++++ Entries provided ++++
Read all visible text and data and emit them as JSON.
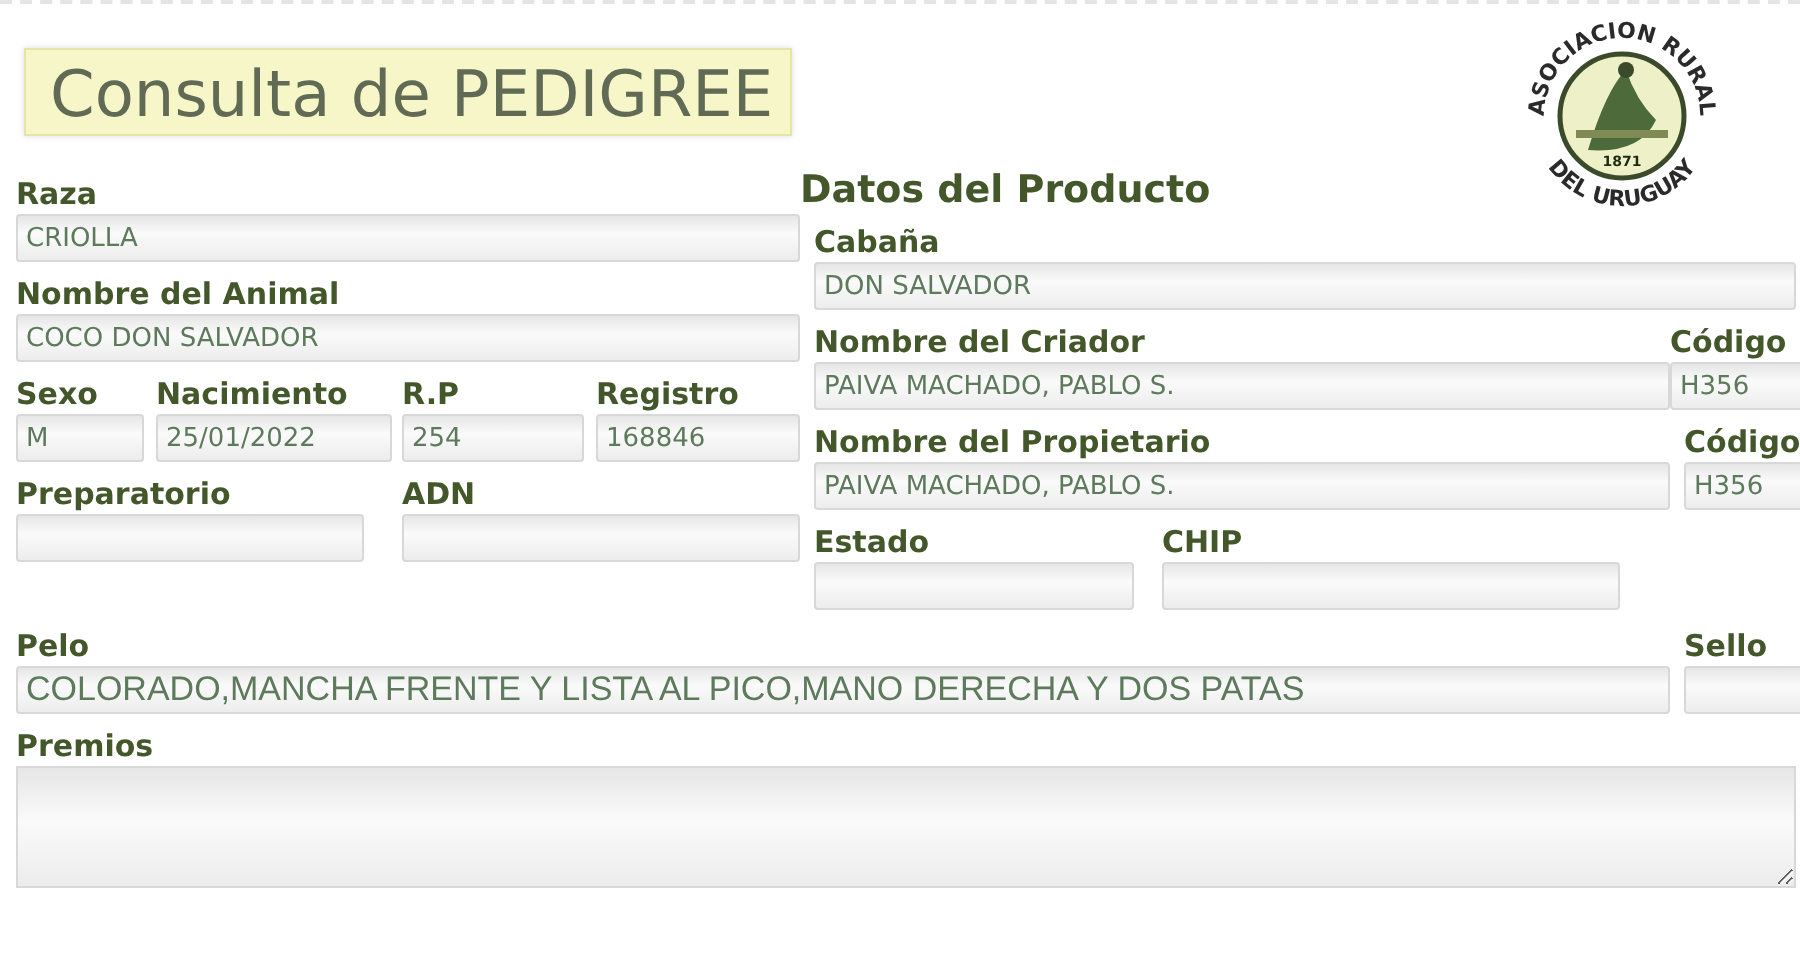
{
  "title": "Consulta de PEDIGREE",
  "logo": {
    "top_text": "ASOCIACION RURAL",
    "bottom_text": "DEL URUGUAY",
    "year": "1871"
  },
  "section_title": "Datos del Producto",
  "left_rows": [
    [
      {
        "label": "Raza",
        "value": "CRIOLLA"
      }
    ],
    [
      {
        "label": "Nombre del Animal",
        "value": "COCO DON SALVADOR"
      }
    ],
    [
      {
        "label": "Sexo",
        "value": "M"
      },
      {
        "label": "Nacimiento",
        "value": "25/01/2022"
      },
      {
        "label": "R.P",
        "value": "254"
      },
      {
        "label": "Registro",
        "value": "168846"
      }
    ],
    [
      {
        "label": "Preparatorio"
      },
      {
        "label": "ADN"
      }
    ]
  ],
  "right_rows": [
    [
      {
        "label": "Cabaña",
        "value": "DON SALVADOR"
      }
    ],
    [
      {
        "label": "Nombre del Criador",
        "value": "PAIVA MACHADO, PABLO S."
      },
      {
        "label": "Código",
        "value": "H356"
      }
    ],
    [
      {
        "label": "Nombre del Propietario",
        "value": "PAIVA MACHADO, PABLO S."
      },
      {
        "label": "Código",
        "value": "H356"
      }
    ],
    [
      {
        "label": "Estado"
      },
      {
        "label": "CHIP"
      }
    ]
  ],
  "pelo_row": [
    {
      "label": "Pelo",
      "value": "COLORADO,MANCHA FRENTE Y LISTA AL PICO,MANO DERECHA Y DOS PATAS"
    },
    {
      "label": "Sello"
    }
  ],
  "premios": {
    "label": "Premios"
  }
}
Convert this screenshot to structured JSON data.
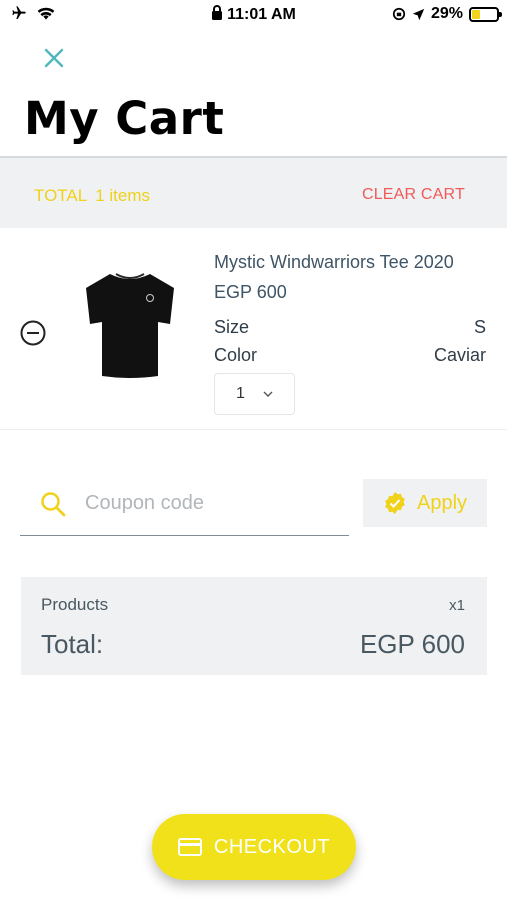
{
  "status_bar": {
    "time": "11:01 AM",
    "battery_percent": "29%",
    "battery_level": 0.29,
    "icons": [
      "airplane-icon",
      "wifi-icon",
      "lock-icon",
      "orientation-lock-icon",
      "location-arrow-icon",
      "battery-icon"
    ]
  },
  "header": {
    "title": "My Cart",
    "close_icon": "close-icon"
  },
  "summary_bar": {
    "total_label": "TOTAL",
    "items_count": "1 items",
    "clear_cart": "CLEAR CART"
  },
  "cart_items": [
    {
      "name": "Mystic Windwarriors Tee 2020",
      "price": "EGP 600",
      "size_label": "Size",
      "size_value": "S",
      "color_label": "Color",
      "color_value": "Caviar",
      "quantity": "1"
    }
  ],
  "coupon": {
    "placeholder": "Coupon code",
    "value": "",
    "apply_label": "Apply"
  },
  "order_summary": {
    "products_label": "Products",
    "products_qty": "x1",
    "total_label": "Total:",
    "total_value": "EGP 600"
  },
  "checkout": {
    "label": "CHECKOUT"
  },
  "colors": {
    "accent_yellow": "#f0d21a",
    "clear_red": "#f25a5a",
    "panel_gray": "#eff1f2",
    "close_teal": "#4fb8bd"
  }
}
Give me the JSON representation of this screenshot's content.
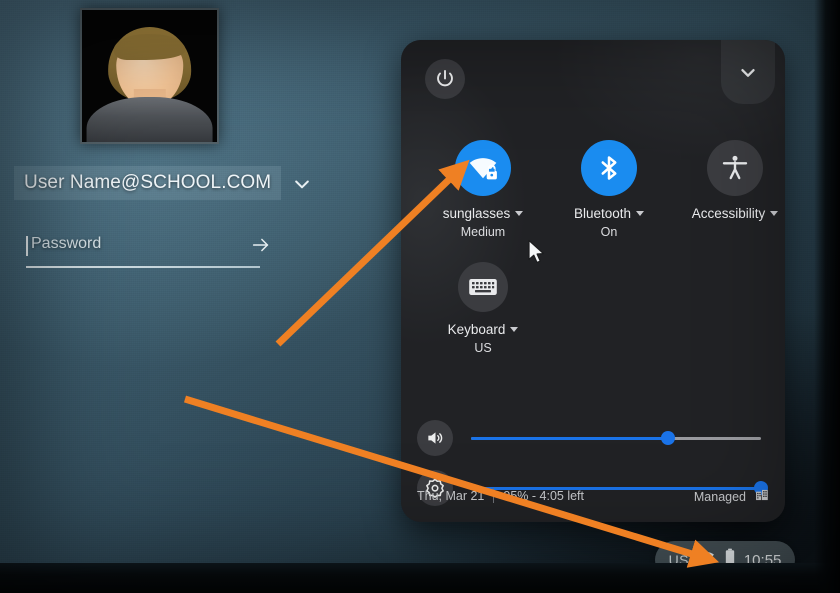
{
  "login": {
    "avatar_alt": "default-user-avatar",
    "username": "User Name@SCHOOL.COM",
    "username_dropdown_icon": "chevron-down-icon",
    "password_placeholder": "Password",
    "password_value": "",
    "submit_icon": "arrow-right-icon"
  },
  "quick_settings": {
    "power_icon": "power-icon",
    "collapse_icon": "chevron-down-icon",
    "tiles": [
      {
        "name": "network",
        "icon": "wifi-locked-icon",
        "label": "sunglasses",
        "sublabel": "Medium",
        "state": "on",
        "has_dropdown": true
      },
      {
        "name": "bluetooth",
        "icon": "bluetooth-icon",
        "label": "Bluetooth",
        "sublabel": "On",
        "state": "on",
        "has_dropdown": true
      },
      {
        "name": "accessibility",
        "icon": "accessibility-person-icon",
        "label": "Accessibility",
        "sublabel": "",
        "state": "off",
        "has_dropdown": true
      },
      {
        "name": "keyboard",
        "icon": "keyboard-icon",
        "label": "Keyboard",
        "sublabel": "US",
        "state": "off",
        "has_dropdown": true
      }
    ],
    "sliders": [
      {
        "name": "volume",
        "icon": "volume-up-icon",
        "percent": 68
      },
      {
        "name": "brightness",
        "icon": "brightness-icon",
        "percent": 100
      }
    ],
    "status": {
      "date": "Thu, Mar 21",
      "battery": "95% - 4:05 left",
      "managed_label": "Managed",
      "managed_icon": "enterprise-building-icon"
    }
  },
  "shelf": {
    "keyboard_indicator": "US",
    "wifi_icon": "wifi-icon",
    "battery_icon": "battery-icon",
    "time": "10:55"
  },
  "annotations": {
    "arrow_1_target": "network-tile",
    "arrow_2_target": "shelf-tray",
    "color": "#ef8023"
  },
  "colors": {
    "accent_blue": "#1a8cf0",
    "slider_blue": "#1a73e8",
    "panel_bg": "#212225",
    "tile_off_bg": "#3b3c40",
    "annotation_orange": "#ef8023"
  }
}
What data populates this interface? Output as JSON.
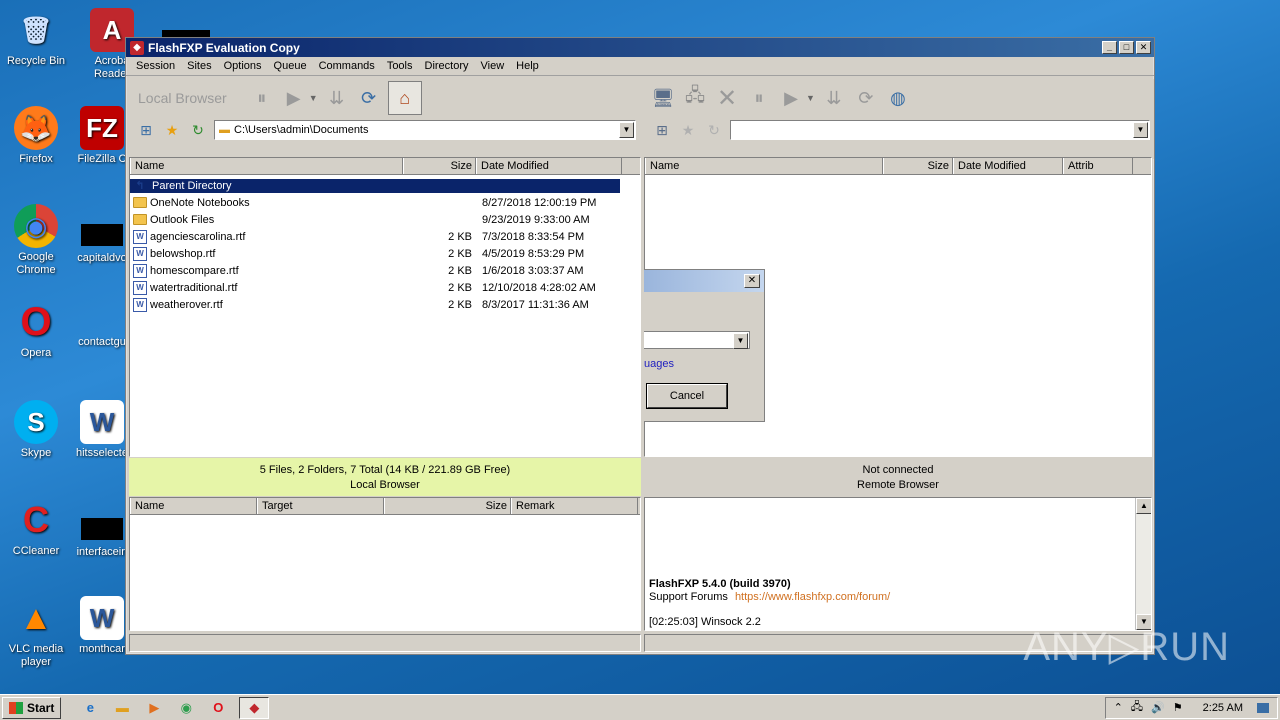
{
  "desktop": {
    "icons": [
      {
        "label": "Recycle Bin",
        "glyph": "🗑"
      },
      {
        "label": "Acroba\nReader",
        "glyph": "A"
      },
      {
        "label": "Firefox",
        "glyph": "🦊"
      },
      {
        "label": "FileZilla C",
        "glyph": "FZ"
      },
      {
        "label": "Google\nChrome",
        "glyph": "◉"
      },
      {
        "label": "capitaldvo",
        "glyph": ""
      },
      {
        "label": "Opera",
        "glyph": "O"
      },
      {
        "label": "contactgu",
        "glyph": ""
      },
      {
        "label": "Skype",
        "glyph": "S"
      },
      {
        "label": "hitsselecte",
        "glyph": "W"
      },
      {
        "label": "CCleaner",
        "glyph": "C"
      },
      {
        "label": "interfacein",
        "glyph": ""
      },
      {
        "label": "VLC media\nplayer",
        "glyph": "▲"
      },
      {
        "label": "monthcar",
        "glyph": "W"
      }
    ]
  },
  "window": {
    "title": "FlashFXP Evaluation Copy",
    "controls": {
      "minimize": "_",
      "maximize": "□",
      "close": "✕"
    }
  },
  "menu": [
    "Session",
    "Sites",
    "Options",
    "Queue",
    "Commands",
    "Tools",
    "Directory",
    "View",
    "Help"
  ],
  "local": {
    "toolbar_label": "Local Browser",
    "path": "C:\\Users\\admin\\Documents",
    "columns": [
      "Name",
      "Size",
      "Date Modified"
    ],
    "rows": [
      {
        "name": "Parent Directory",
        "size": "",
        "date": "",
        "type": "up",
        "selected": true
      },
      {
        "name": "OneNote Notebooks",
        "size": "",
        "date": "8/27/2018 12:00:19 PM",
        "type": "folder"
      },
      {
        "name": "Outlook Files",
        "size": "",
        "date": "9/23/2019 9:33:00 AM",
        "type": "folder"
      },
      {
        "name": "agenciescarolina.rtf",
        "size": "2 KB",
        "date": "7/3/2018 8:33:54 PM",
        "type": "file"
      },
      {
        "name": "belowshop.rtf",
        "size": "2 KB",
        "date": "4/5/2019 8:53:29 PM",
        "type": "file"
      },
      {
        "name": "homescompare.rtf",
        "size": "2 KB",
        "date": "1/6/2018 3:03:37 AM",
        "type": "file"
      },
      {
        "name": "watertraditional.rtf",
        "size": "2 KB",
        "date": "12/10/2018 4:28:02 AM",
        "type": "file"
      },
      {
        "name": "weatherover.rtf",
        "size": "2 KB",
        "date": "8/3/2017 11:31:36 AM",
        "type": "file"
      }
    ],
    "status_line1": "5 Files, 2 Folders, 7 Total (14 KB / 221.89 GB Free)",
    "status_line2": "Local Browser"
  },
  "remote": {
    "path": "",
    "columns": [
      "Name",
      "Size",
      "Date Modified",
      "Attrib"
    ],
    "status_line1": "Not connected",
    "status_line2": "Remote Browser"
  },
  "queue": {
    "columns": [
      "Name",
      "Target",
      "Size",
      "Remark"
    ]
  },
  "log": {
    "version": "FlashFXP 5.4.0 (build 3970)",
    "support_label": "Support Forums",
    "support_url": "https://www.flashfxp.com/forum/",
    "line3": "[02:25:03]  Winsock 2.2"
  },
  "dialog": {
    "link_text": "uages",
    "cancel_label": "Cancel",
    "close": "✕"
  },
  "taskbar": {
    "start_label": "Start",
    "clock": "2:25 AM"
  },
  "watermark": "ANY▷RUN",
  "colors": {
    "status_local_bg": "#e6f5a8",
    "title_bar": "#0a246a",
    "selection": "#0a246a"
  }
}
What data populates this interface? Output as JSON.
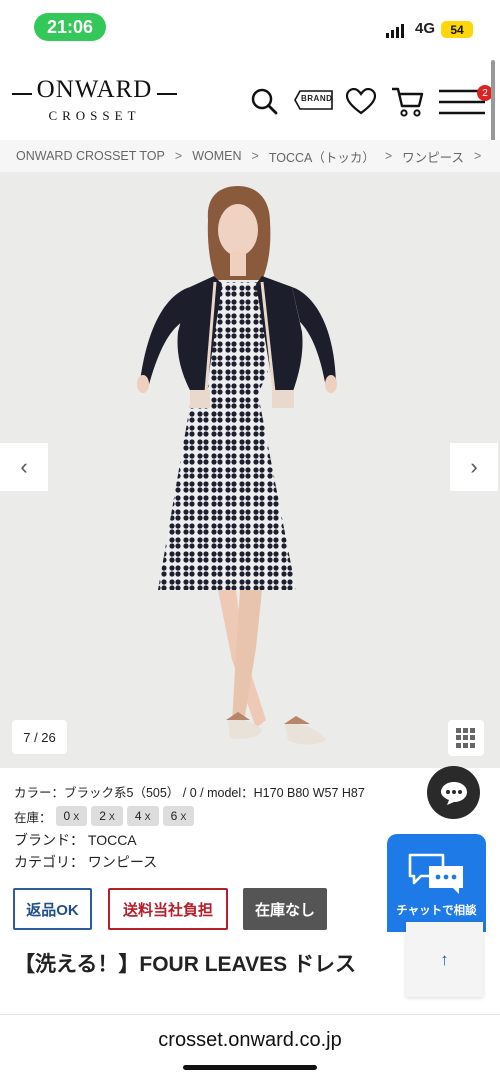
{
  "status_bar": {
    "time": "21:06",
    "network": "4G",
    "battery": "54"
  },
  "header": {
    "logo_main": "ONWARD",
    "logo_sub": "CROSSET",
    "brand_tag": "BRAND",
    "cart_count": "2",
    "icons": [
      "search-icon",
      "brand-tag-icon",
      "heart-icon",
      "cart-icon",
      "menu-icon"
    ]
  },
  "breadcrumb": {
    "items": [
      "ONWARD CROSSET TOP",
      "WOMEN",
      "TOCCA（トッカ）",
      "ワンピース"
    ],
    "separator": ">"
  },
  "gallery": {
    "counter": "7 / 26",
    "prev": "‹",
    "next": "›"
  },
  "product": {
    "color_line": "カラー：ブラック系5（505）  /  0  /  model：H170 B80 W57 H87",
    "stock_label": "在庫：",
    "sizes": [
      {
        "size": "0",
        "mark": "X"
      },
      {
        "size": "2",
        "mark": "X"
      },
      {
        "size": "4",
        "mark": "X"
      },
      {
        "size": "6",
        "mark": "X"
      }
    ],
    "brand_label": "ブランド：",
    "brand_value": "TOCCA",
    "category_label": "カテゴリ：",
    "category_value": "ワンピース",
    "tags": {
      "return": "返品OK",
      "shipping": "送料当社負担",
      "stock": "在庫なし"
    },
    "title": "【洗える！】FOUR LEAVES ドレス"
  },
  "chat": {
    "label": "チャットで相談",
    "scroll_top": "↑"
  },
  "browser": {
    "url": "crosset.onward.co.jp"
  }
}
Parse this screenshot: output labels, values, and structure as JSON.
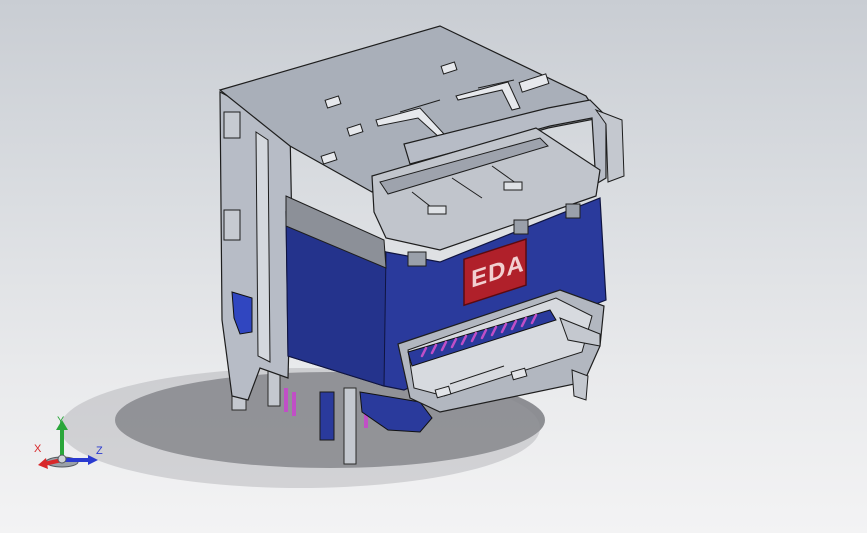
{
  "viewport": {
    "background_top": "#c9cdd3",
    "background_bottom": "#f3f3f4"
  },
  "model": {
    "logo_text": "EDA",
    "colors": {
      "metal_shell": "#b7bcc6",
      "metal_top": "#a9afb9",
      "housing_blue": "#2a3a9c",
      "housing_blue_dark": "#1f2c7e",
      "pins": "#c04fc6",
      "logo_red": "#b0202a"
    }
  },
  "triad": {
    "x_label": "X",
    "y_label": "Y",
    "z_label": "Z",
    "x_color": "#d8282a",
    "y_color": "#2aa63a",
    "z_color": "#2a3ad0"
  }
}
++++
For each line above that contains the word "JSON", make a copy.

Read all visible text and data and emit them as JSON.
Convert this screenshot to structured JSON data.
Give me the JSON representation of this screenshot's content.
What data populates this interface? Output as JSON.
What data populates this interface? Output as JSON.
Parse this screenshot: output labels, values, and structure as JSON.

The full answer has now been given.